Palmer joins Ed Mannix and Ryland as the directing team for the eight plays in “The AI Project.” Mannix has roots in New York City, moving to Helena just four years ago after a long and varied career. He originally studied stage directing at Temple University in Philadelphia and is an avid participant in arts and culture, presenting house concerts featuring up and coming singer/songwriters and the occasional, supportive rock star – and producing a variety of programs and award presentations.
Rebecca Ryland directs two new plays
Ryland will direct her new 10-minute play “HAVOCC” as well as her one-act play, “Pretty Little White Heads,” which premiered in June at the Center for the Arts in Jackson, Wyo. The play is set at a picnic where four young women have gathered to witness a fascist event celebrating their families’ tradition; it explores the hypocrisy of a world where people are willing to fight to take away the rights of others while failing to see past their own noses.
Ryland, who holds an MFA in acting/directing, worked professionally in the theatre arts for over 20 years before moving to Montana in 2010. Although she has Equity acting credits, her real love is writing and directing.

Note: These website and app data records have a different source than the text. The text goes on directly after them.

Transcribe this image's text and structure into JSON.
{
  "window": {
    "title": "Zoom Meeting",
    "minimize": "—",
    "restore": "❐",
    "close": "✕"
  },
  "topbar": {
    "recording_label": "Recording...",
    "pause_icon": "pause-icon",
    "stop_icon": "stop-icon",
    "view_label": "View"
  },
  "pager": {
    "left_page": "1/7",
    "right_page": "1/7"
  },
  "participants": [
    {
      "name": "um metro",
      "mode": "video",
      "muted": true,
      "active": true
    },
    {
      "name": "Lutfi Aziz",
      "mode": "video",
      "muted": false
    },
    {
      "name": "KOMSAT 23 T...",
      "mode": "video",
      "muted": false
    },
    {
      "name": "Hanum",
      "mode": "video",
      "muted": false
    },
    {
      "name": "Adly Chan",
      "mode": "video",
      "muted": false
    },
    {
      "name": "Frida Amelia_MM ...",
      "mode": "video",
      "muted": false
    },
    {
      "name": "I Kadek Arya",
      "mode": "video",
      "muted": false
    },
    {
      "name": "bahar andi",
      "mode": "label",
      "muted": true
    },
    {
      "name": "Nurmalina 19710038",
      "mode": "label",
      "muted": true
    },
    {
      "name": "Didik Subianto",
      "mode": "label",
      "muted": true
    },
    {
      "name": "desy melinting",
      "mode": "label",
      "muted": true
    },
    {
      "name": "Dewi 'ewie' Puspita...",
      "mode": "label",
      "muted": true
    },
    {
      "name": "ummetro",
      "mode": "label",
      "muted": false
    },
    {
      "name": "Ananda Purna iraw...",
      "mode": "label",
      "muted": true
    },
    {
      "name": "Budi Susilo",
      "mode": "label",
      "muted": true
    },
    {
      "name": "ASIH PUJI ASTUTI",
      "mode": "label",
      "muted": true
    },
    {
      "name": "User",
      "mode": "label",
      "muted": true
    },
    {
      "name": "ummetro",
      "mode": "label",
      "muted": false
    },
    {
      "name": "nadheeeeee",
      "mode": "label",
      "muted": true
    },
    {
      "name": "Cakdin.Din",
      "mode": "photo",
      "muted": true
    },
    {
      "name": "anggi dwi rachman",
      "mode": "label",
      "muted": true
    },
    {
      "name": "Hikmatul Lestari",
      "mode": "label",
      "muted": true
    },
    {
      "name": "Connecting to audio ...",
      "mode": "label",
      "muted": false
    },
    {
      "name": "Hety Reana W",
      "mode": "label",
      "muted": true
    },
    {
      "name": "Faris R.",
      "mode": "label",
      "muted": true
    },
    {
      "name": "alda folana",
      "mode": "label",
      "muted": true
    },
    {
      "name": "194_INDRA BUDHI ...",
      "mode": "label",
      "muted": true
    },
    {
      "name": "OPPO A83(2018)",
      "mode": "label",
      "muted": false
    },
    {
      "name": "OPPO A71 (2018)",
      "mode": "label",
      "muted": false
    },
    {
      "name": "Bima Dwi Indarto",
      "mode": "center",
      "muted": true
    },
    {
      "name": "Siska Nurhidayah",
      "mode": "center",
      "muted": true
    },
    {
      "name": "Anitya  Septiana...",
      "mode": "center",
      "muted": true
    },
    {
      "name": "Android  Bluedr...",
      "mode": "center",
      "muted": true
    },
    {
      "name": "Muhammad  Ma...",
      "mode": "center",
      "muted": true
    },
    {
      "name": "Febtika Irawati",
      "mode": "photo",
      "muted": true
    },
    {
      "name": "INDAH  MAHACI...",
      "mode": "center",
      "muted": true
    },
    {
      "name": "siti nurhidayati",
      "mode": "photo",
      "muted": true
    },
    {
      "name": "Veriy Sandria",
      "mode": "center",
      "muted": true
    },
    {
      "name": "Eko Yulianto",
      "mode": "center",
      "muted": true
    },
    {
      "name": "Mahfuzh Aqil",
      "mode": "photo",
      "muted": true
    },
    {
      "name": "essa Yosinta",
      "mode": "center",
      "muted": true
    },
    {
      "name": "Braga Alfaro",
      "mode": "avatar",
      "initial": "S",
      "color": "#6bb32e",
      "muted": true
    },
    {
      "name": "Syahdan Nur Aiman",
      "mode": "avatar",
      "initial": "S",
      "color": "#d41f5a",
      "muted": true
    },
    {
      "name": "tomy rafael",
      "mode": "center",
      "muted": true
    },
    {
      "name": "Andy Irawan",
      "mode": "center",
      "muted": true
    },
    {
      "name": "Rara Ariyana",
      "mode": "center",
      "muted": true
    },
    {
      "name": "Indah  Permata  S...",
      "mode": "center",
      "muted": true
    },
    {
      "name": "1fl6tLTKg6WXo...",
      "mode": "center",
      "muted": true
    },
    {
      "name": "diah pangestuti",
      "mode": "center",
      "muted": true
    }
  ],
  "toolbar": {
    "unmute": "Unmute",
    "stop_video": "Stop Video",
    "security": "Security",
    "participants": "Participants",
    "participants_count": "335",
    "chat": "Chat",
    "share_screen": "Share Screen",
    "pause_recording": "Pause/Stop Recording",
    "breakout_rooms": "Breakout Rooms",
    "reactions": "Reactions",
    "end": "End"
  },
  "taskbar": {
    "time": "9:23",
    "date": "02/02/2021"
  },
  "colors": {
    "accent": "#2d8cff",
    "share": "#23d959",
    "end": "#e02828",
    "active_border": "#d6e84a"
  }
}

Her works are performed annually throughout the U.S. and Canada and three of her plays have been performed in New York City.
About the Last Chance Play Fest
Ryland first came up with the idea of a new play festival in Helena after directing two plays in the Grandstreet Studio. The Studio was the perfect venue for introducing audiences to lesser-known works in an intimate setting and she wanted to use the same concept to celebrate the works of Montana playwrights.
During a trip to Hollywood with Helena’s grande dame of theatre, Pam Ponich, for a production of Ryland’s full-length play, “Improvisation,” Ryland made a commitment to starting the festival. Upon return, she contacted several local playwrights, actors and directors and planning began for the first festival in the spring of 2015.
Actors include six adults from the Helena area, three teens from the Grandstreet Theatre Education program, and a Carroll College student. For additional information and performance schedules, visit www.experimentaltheatrecoop.org. Follow the Fest on Facebook at www.facebook.com/helenaFringe.
The Experimental Theatre Cooperative is the “experimental arm” of a 501(c)3 non-profit organization dedicated to promoting the dramatic arts and supporting development and performance opportunities for theatre artists. For more information, visit www.ExperimentalTheatreCoop.org.